Callahan’s offense was a West-Coast scheme, shorter, timing routes and a different philosophy. The Cowboys’ offense is based on the Don Coryell system and a number tree with a more intermediate and vertical passing game.

Callahan has been with the Cowboys for a season, but clearly he was the coordinator in name only. He was not involved much in the passing game. Despite the title, he was the running game coordinator. He would be in Jason Garrett’s ear with different runs but he wasn’t making suggestions about pass plays.

This isn’t to say Callahan can’t call the plays. It’s that this would not be an offense in which he is completely familiar and the Cowboys are not going to become a West Coast offense.

If there’s one thing we’ve seen with a Garrett offense, it’s that they can pile up yards. They just don’t score enough points.

If the Cowboys want to look at ways to improve their point totals, steal from teams like New England, New Orleans and Green Bay.

That’s another story for another time this offseason.

But for this story, I don’t think Callahan is the answer either.

The passing of former Chargers coach Don Coryell on Thursday reminded many of how his offensive scheme is in playbooks throughout the NFL.

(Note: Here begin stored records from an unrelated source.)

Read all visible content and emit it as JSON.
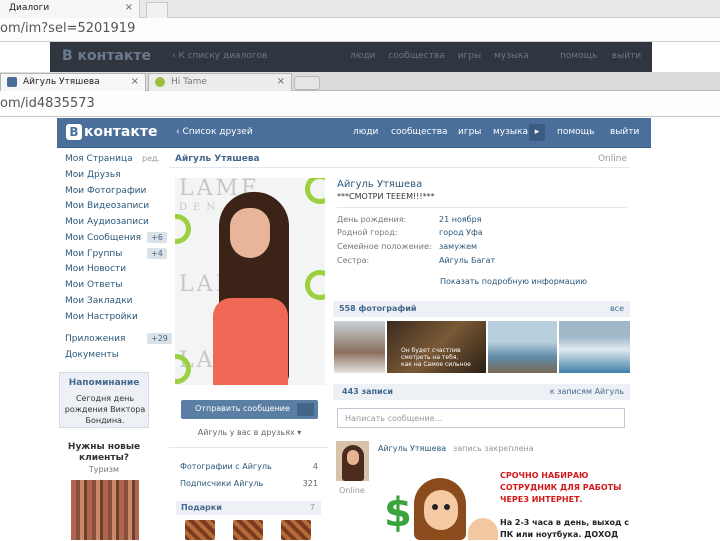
{
  "back_window": {
    "tab_title": "Диалоги",
    "url": "om/im?sel=5201919",
    "header": {
      "logo": "контакте",
      "back_link": "К списку диалогов",
      "nav": [
        "люди",
        "сообщества",
        "игры",
        "музыка"
      ],
      "nav_right": [
        "помощь",
        "выйти"
      ]
    }
  },
  "browser": {
    "tabs": [
      {
        "title": "Айгуль Утяшева"
      },
      {
        "title": "Hi Tame"
      }
    ],
    "url": "om/id4835573"
  },
  "vk_header": {
    "logo": "контакте",
    "logo_letter": "В",
    "back_link": "Список друзей",
    "nav": [
      "люди",
      "сообщества",
      "игры",
      "музыка"
    ],
    "more": "▸",
    "nav_right": [
      "помощь",
      "выйти"
    ]
  },
  "sidebar": {
    "items": [
      {
        "label": "Моя Страница",
        "extra": "ред."
      },
      {
        "label": "Мои Друзья"
      },
      {
        "label": "Мои Фотографии"
      },
      {
        "label": "Мои Видеозаписи"
      },
      {
        "label": "Мои Аудиозаписи"
      },
      {
        "label": "Мои Сообщения",
        "badge": "+6"
      },
      {
        "label": "Мои Группы",
        "badge": "+4"
      },
      {
        "label": "Мои Новости"
      },
      {
        "label": "Мои Ответы"
      },
      {
        "label": "Мои Закладки"
      },
      {
        "label": "Мои Настройки"
      },
      {
        "label": "Приложения",
        "badge": "+29"
      },
      {
        "label": "Документы"
      }
    ],
    "reminder": {
      "title": "Напоминание",
      "body": "Сегодня день рождения Виктора Бондина."
    },
    "ad": {
      "title": "Нужны новые клиенты?",
      "subtitle": "Туризм"
    }
  },
  "profile": {
    "name_bar": "Айгуль Утяшева",
    "status_online": "Online",
    "photo_text": {
      "brand": "LAME",
      "sub": "DEN"
    },
    "message_button": "Отправить сообщение",
    "friends_button": "Айгуль у вас в друзьях",
    "stats": [
      {
        "label": "Фотографии с Айгуль",
        "value": "4"
      },
      {
        "label": "Подписчики Айгуль",
        "value": "321"
      }
    ],
    "gifts": {
      "title": "Подарки",
      "count": "7"
    }
  },
  "info": {
    "name": "Айгуль Утяшева",
    "status": "***СМОТРИ ТЕЕЕМ!!!***",
    "rows": [
      {
        "key": "День рождения:",
        "value": "21 ноября"
      },
      {
        "key": "Родной город:",
        "value": "город Уфа"
      },
      {
        "key": "Семейное положение:",
        "value": "замужем"
      },
      {
        "key": "Сестра:",
        "value": "Айгуль Багат"
      }
    ],
    "more_link": "Показать подробную информацию"
  },
  "photos": {
    "title": "558 фотографий",
    "all_link": "все",
    "thumb_caption": "Он будет счастлив смотреть на тебя, как на Самое сильное"
  },
  "wall": {
    "title": "443 записи",
    "link": "к записям Айгуль",
    "placeholder": "Написать сообщение...",
    "post": {
      "author": "Айгуль Утяшева",
      "note": "запись закреплена",
      "online": "Online",
      "promo_red": [
        "СРОЧНО НАБИРАЮ",
        "СОТРУДНИК ДЛЯ РАБОТЫ",
        "ЧЕРЕЗ ИНТЕРНЕТ."
      ],
      "promo_black": [
        "На 2-3 часа в день, выход с",
        "ПК или ноутбука. ДОХОД"
      ],
      "dollar": "$"
    }
  },
  "colors": {
    "vk_blue": "#4a6f9a",
    "link": "#2b587a",
    "promo_red": "#d21919"
  }
}
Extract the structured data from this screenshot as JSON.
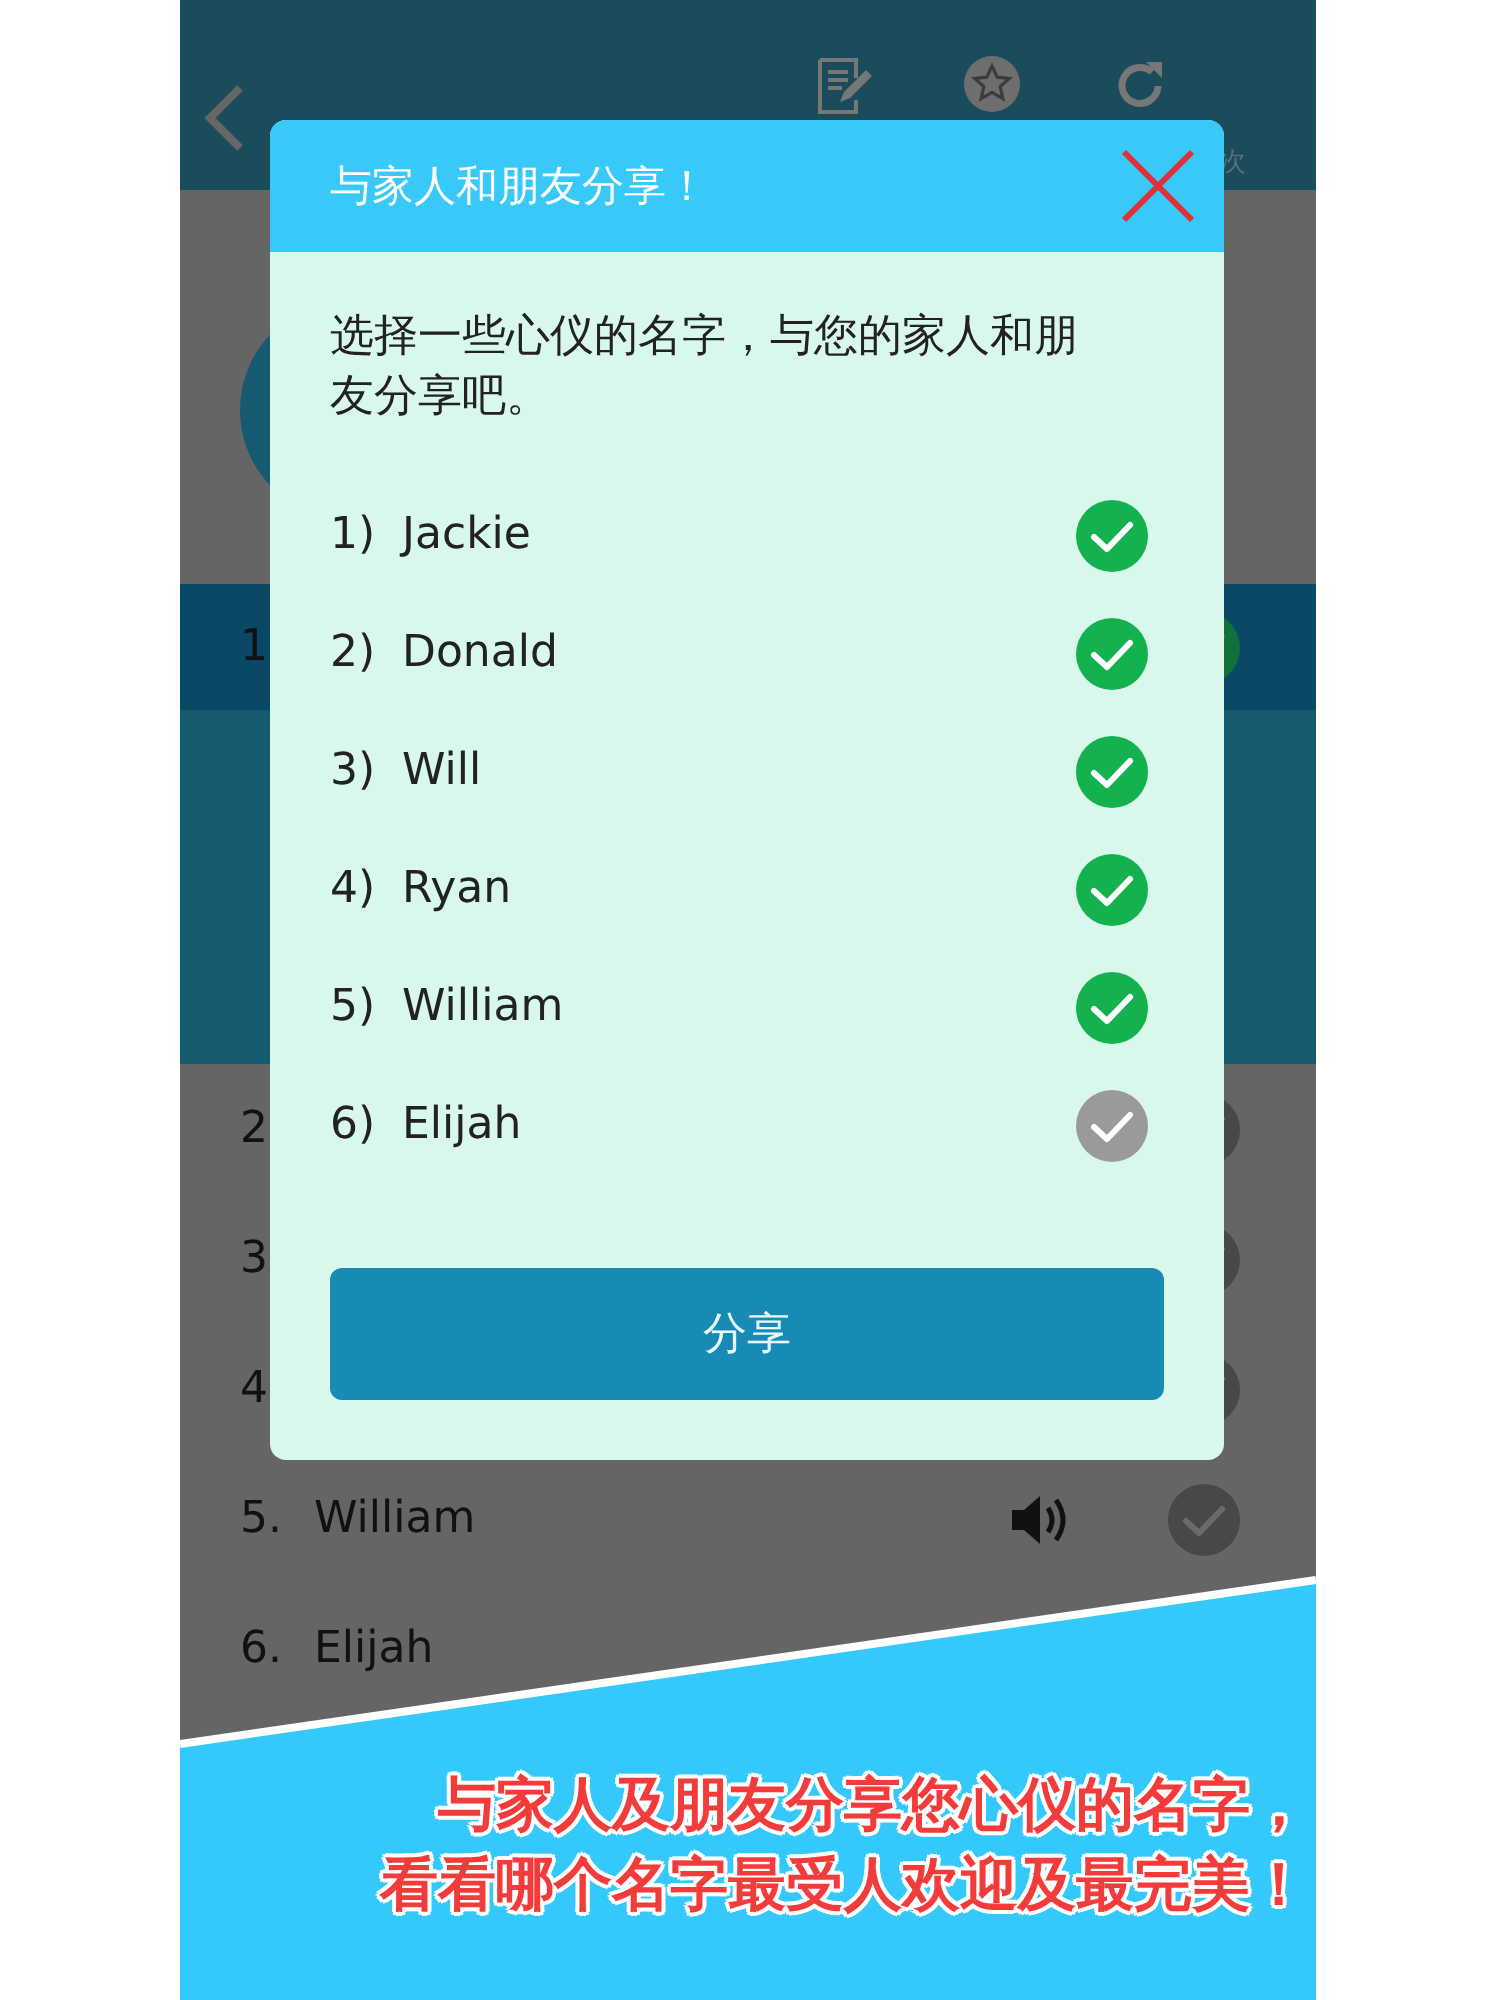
{
  "header": {
    "refresh_label": "次"
  },
  "rows": [
    {
      "number": "1",
      "selected": true,
      "checked": true,
      "speaker": false
    },
    {
      "number": "2",
      "selected": false,
      "checked": false,
      "speaker": false
    },
    {
      "number": "3",
      "selected": false,
      "checked": false,
      "speaker": false
    },
    {
      "number": "4",
      "selected": false,
      "checked": false,
      "speaker": false
    },
    {
      "number": "5.",
      "name": "William",
      "selected": false,
      "checked": false,
      "speaker": true
    },
    {
      "number": "6.",
      "name": "Elijah",
      "selected": false,
      "speaker": false
    }
  ],
  "dialog": {
    "title": "与家人和朋友分享！",
    "description": "选择一些心仪的名字，与您的家人和朋友分享吧。",
    "items": [
      {
        "number": "1)",
        "name": "Jackie",
        "checked": true
      },
      {
        "number": "2)",
        "name": "Donald",
        "checked": true
      },
      {
        "number": "3)",
        "name": "Will",
        "checked": true
      },
      {
        "number": "4)",
        "name": "Ryan",
        "checked": true
      },
      {
        "number": "5)",
        "name": "William",
        "checked": true
      },
      {
        "number": "6)",
        "name": "Elijah",
        "checked": false
      }
    ],
    "button": "分享"
  },
  "banner": {
    "lines": [
      "与家人及朋友分享您心仪的名字，",
      "看看哪个名字最受人欢迎及最完美！"
    ]
  }
}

Cowboys offensive coordinator Jason Garrett uses large portions of the Coryell offense, passed down to him by Norv Turner, who learned the offense from former offensive coordinator Ernie Zampese, in the Cowboys passing game. Garrett learned about the offense when he was a quarterback with the Cowboys backing up Troy Aikman when Turner was the offensive coordinator in the 1990s.

A book called Blood, Sweat and Chalk: The ultimate football playbook: How the great coaches built today's game, written by Sports Illustrated's Tim Layden, talks to several coaches, players and team executives about how some of the famed offensive and defensive schemes orginated.

The book has a August 3 release date.

In an excerpt, Garrett talked about how he taught Tony Romo the Coryell offense, nicknamed Air Coryell.

"Romo was pretty good from the start," Garrett says in the book. "But we absolutely had to coach him to get away from the center. And we've had to coach receivers to get off the ball. Like Ernie always said: 'Speed, speed, speed.' None of that changes."

The Cowboys use some of the same terminology that the 1990s Cowboys used that was taken of course by the San Diego Chargers teams of the 1970s and 1980s.

"To me, there was so much simplicity in the way it's taught and the way it's learned," Garrett said. "And that goes back to the three-digit system of digitizing the routes. Putting the whole passing game together is just a matter of putting the numbers together. It all flows so naturally."

Said Turner on Coryell's death: "I have the highest regard for him and his impact on the sport. Even though I didn't get a chance to personally work for him, you almost feel as though youdid because of the influence he had on the guys who I learned from, by like Ernie Zampese. He will most definitely be missed."